The case centers around an API developed by Java and owned by Oracle, which allows outside programs to easily interact with Java programs. Android uses the same API, and in 2014 a federal appeals court ruled that Oracle has a valid copyright claim on the API code, potentially putting Google on the hook for billions of dollars in damages. Oracle and Google were back in district court in May, 2016 determining whether Google’s use of the APIs constitute “fair use,” meaning that Google doesn’t need permission from the copyright holder in order to use them. In the latest round, Google argued that Android’s reimplementation of the API constituted fair use, which would allow use of the code without invalidating Oracle’s copyright. Ultimately, the jury found that case convincing.
Google argued that it had copied only a small amount of material that was necessary to effectively use the open-source Java language, and that it had transformed that code into a new mobile platform that didn’t compete with anything Oracle offered. Oracle, on the other hand, said Google had blatantly stolen copyrighted material as a profitable shortcut, which destroyed Oracle’s ability to license the code in the mobile space.

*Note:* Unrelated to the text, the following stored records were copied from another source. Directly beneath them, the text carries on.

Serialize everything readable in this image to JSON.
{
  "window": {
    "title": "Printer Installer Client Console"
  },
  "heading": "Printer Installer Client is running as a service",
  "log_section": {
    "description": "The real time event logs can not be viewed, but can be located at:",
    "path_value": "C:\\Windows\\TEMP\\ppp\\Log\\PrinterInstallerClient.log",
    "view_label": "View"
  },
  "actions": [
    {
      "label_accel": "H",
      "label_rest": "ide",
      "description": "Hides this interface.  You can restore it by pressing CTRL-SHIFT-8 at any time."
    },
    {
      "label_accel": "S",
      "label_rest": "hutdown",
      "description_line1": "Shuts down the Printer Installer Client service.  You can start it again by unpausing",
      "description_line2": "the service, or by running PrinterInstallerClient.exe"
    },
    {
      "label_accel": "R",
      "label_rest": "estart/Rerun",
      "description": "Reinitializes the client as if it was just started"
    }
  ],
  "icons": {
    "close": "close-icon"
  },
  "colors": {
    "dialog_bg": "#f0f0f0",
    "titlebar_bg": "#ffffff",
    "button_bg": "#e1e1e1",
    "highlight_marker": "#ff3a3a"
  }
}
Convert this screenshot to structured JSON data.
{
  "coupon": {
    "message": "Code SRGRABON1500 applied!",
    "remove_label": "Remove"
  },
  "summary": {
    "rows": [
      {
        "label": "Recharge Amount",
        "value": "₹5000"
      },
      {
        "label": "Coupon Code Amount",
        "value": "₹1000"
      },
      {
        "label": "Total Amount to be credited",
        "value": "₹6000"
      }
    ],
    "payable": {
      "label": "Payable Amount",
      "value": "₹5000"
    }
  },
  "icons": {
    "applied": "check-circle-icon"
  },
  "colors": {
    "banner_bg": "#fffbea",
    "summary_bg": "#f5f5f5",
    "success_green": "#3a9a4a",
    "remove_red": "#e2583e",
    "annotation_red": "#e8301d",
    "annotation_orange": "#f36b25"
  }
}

In May 2012, the jury in this case found that Google did not infringe on Oracle’s patents, and the trial judge ruled that the structure of the Java APIs used by Google was not copyrightable. The parties agreed to zero dollars in statutory damages for a small amount of copied code. On May 9, 2014, the Federal Circuit partially reversed the district court ruling, ruling in Oracle’s favor on the copyright ability issue, and remanding the issue of fair use to the district court. A petition for certiorari was denied by the United States Supreme Court on June 29, 2015. A second trial began May 9, 2016, in which Oracle sought US$8.8 billion in damages. On May 26, 2016, the trial jury sided in favor of Google, ruling the action to be fair use.